The key in many respects to understanding what goes on in these stars is the element technetium. Technetium (Tc) has no stable isotopes and was first detected in S stars in the early 1950’s. The longest-lived isotope, 99Tc, has a half-life of 2.6 x 106 years. As a result, this element must have been recently made within the star and found its way to the surface in sufficient quantities to be detected spectroscopically. Since elements beyond Fe-Ni cannot be made by the more classical energy generating reactions (beyond Fe-Ni group, fusion to higher elements consume energy) a different mechanism such as neutron capture must be occurring.
This figure shows the actual s-process at work. The starting point for the sake of illustration begins at the nickel isotope 62Ni. The red arrow to the right is the result of a capture of a neutron where the isotope generated (63Ni) is unstable. Now the slow process is slow in that the neutron captures happen sufficiently slow that unstable isotopes decay before they have the chance to capture another neutron. Thus, 63Ni decays via beta decay (blue arrows) to copper, 63Cu, which can now capture another neutron to become 64Cu. This unstable isotope can decay either by beta decay to 64Zn or electron capture to become 64Ni. Complex webs of element isotopes are generated driven by the neutron release primarily from 13C burning. All of this occurring in a thin shell deep inside the AGB star. Once the burning of 13C is done, a variety of effects conspire to force the outer envelope of the star to become unstable toward convection with the result that convection can set in for a period of time between thermal pulses which will dredge up this s-element enhanced shell, ultimately to appear in the surface layers.
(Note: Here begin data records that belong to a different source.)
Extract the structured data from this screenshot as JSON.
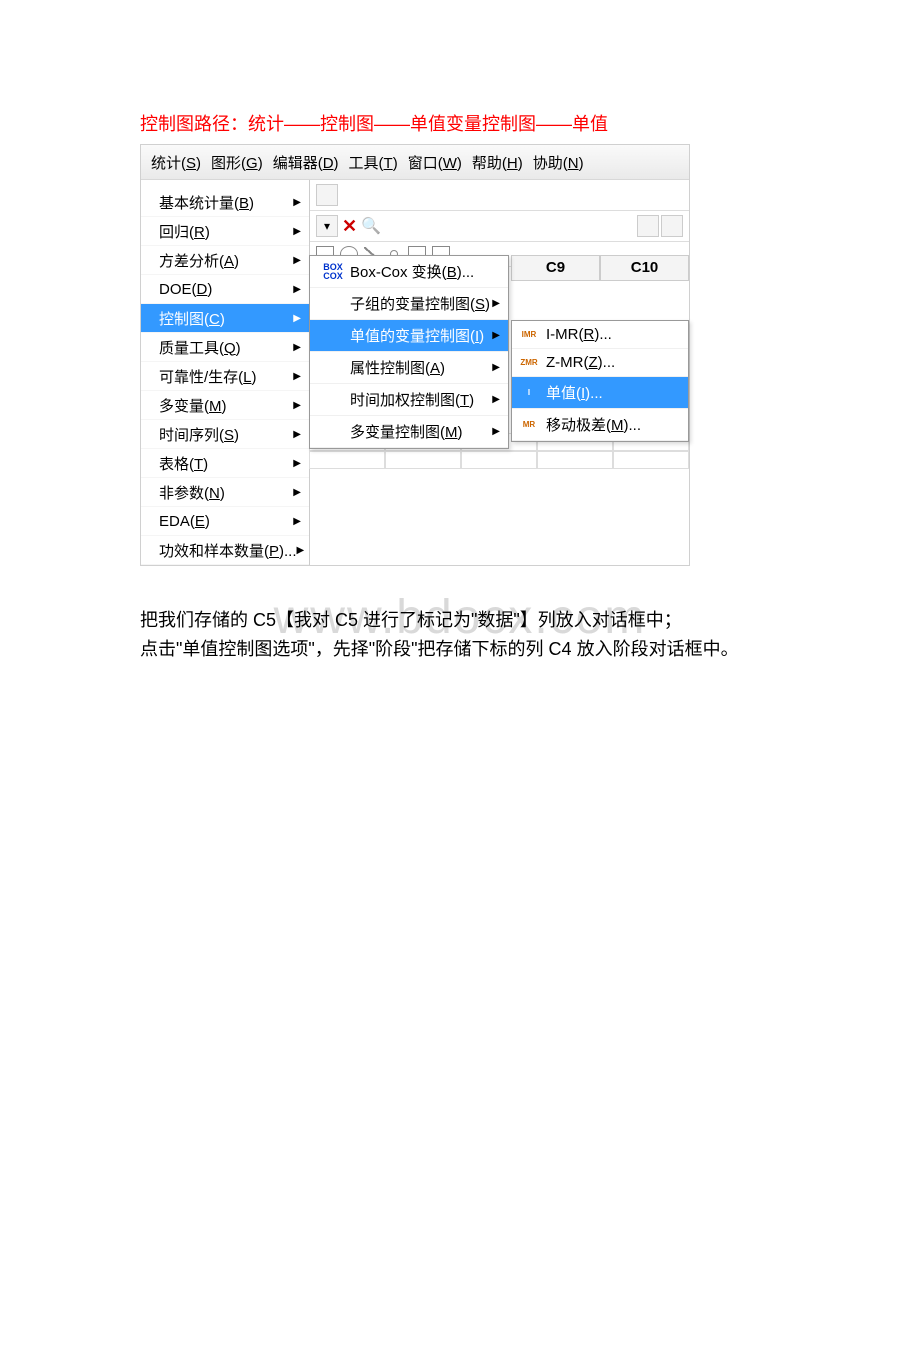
{
  "title_red": "控制图路径：统计——控制图——单值变量控制图——单值",
  "menubar": [
    {
      "label": "统计(",
      "accel": "S",
      "suffix": ")"
    },
    {
      "label": "图形(",
      "accel": "G",
      "suffix": ")"
    },
    {
      "label": "编辑器(",
      "accel": "D",
      "suffix": ")"
    },
    {
      "label": "工具(",
      "accel": "T",
      "suffix": ")"
    },
    {
      "label": "窗口(",
      "accel": "W",
      "suffix": ")"
    },
    {
      "label": "帮助(",
      "accel": "H",
      "suffix": ")"
    },
    {
      "label": "协助(",
      "accel": "N",
      "suffix": ")"
    }
  ],
  "left_menu": [
    {
      "label": "基本统计量(",
      "accel": "B",
      "suffix": ")",
      "arrow": true
    },
    {
      "label": "回归(",
      "accel": "R",
      "suffix": ")",
      "arrow": true
    },
    {
      "label": "方差分析(",
      "accel": "A",
      "suffix": ")",
      "arrow": true
    },
    {
      "label": "DOE(",
      "accel": "D",
      "suffix": ")",
      "arrow": true
    },
    {
      "label": "控制图(",
      "accel": "C",
      "suffix": ")",
      "arrow": true,
      "selected": true
    },
    {
      "label": "质量工具(",
      "accel": "Q",
      "suffix": ")",
      "arrow": true
    },
    {
      "label": "可靠性/生存(",
      "accel": "L",
      "suffix": ")",
      "arrow": true
    },
    {
      "label": "多变量(",
      "accel": "M",
      "suffix": ")",
      "arrow": true
    },
    {
      "label": "时间序列(",
      "accel": "S",
      "suffix": ")",
      "arrow": true
    },
    {
      "label": "表格(",
      "accel": "T",
      "suffix": ")",
      "arrow": true
    },
    {
      "label": "非参数(",
      "accel": "N",
      "suffix": ")",
      "arrow": true
    },
    {
      "label": "EDA(",
      "accel": "E",
      "suffix": ")",
      "arrow": true
    },
    {
      "label": "功效和样本数量(",
      "accel": "P",
      "suffix": ")...",
      "arrow": true
    }
  ],
  "columns": {
    "c9": "C9",
    "c10": "C10"
  },
  "submenu": [
    {
      "icon": "BOX\nCOX",
      "label": "Box-Cox 变换(",
      "accel": "B",
      "suffix": ")...",
      "arrow": false
    },
    {
      "icon": "",
      "label": "子组的变量控制图(",
      "accel": "S",
      "suffix": ")",
      "arrow": true
    },
    {
      "icon": "",
      "label": "单值的变量控制图(",
      "accel": "I",
      "suffix": ")",
      "arrow": true,
      "selected": true
    },
    {
      "icon": "",
      "label": "属性控制图(",
      "accel": "A",
      "suffix": ")",
      "arrow": true
    },
    {
      "icon": "",
      "label": "时间加权控制图(",
      "accel": "T",
      "suffix": ")",
      "arrow": true
    },
    {
      "icon": "",
      "label": "多变量控制图(",
      "accel": "M",
      "suffix": ")",
      "arrow": true
    }
  ],
  "submenu2": [
    {
      "icon": "IMR",
      "label": "I-MR(",
      "accel": "R",
      "suffix": ")..."
    },
    {
      "icon": "ZMR",
      "label": "Z-MR(",
      "accel": "Z",
      "suffix": ")..."
    },
    {
      "icon": "I",
      "label": "单值(",
      "accel": "I",
      "suffix": ")...",
      "selected": true
    },
    {
      "icon": "MR",
      "label": "移动极差(",
      "accel": "M",
      "suffix": ")..."
    }
  ],
  "body": {
    "line1": "把我们存储的 C5【我对 C5 进行了标记为\"数据\"】列放入对话框中；",
    "line2": "点击\"单值控制图选项\"，先择\"阶段\"把存储下标的列 C4 放入阶段对话框中。"
  },
  "watermark": "www.bdocx.com",
  "glyphs": {
    "arrow": "▶",
    "x": "✕",
    "search": "🔍",
    "dropdown": "▾"
  }
}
The amount of s-element enhancement can be 1000-10000 fold placing many of these elements into position such that they can be detected, even by amateur equipment. The figure below shows the spectrum of RS Cnc, an S-type star, which has enhanced levels of s-process elements present. Technetium lines are evident, as are lines from molybdenum, strontium, zirconium, niobium, rhenium and ruthenium. Zirconium oxide (ZrO) is particularly evident in the red region of the spectrum but are not demonstrated here. All isotopes of the technetium produced by the s-process are unstable and will decay as shown in this figure to either molybdenum or ruthenium via beta or electron capture decay, depending on which isotope you are talking about. Therefore if one is detecting technetium, one should also be able to see molybdenum and ruthenium as decay products and in fact you can. Of course the presence of these two elements can also result from the s-process so what you see is most likely a combination of s-process material AND technetium decay.
Other Interesting Tidbits
The seed nuclei for the s-process are the Fe-Ni group of elements. The distribution and amount of heavy element isotopes made by the s-process depends on the amount of these seed nuclei. For solar metallicities, the distribution of heavy element synthesis is in the mid-range of atomic weights, from rubidium to palladium. For low metallicity stars such as those in the galactic halo, the s-process builds heavier nuclei up to lead and bismuth.